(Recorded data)
Segment Open

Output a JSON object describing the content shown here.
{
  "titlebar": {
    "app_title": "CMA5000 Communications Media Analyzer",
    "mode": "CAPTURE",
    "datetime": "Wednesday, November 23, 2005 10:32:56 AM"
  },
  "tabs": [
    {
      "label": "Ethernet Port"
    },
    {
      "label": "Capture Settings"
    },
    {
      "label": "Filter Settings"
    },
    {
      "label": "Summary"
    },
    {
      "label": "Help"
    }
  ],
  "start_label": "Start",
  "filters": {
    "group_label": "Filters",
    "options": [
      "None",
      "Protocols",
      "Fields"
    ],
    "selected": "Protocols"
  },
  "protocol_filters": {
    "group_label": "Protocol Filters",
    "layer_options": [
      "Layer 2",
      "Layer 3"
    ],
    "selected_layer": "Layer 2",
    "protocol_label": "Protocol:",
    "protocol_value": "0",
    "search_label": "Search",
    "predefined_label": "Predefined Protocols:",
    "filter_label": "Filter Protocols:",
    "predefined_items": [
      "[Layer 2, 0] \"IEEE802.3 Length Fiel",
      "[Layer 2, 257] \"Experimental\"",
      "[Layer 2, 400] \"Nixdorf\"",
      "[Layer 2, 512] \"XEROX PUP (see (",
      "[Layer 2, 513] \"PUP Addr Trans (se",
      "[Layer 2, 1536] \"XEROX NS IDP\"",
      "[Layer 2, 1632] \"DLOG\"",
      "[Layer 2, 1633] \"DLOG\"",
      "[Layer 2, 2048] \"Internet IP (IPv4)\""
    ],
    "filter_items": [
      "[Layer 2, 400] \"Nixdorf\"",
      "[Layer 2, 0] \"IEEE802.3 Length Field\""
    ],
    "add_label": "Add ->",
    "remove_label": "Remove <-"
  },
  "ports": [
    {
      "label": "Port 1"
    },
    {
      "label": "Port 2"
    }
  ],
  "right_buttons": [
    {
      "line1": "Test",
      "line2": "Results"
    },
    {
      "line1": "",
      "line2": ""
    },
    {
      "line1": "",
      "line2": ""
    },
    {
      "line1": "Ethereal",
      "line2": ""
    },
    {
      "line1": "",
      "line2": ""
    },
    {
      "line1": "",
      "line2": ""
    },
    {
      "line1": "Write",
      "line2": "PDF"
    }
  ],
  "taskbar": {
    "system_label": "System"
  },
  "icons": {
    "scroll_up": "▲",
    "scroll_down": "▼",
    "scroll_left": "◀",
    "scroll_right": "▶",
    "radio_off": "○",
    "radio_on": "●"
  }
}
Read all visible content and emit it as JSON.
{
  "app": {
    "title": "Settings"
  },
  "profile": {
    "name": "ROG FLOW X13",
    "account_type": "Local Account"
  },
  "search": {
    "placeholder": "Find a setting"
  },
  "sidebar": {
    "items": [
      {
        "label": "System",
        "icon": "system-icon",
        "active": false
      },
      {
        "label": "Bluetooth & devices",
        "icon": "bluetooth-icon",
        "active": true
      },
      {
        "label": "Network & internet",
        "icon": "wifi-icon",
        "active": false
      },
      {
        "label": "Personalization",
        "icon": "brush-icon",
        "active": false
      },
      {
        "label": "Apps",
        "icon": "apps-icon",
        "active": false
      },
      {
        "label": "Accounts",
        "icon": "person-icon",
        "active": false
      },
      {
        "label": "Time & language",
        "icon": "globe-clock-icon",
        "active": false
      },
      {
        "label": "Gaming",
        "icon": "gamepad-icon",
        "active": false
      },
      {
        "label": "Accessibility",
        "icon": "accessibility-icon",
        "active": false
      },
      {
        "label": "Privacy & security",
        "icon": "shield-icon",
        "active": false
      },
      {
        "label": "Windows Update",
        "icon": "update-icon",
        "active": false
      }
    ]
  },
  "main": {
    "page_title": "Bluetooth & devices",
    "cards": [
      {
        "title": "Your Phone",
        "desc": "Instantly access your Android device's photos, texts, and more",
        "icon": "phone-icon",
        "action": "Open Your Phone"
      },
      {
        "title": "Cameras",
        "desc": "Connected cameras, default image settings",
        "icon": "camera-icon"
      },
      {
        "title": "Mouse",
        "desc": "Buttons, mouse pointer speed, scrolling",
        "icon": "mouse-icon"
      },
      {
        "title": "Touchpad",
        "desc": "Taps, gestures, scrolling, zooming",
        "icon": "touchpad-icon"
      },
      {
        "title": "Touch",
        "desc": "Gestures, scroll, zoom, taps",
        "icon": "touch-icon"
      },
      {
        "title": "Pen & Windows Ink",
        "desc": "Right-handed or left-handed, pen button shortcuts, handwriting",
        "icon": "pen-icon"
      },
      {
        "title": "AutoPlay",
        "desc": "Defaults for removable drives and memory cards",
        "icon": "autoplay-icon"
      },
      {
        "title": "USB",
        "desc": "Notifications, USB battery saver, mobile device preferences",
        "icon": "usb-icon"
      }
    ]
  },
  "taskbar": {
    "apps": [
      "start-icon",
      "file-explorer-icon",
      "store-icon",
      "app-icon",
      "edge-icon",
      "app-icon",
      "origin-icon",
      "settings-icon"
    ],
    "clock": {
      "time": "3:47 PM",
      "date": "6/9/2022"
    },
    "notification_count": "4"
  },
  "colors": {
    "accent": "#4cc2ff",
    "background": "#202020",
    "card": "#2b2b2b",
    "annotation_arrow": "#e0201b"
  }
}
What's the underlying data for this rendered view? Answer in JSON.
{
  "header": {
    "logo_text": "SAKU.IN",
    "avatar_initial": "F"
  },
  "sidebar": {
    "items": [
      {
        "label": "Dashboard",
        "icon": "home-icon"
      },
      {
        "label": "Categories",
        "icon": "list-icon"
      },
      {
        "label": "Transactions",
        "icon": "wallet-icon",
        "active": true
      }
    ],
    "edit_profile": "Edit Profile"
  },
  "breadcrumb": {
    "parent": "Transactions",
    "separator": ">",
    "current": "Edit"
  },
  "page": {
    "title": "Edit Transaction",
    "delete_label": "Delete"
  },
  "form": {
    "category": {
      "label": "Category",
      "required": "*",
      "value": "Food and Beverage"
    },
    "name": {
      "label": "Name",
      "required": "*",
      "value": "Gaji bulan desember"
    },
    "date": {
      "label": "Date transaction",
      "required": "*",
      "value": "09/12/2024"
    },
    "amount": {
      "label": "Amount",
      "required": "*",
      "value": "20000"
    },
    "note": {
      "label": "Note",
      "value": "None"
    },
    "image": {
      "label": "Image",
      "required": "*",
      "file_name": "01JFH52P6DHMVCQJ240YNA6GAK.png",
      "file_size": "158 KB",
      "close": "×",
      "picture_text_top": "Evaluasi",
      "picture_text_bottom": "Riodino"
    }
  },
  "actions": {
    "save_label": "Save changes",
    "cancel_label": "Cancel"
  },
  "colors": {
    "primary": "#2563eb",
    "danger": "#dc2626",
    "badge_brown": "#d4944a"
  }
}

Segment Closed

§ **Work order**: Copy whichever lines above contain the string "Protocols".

§ **Written solution**:
      "Protocols",
    "selected": "Protocols"
    "predefined_label": "Predefined Protocols:",
    "filter_label": "Filter Protocols:",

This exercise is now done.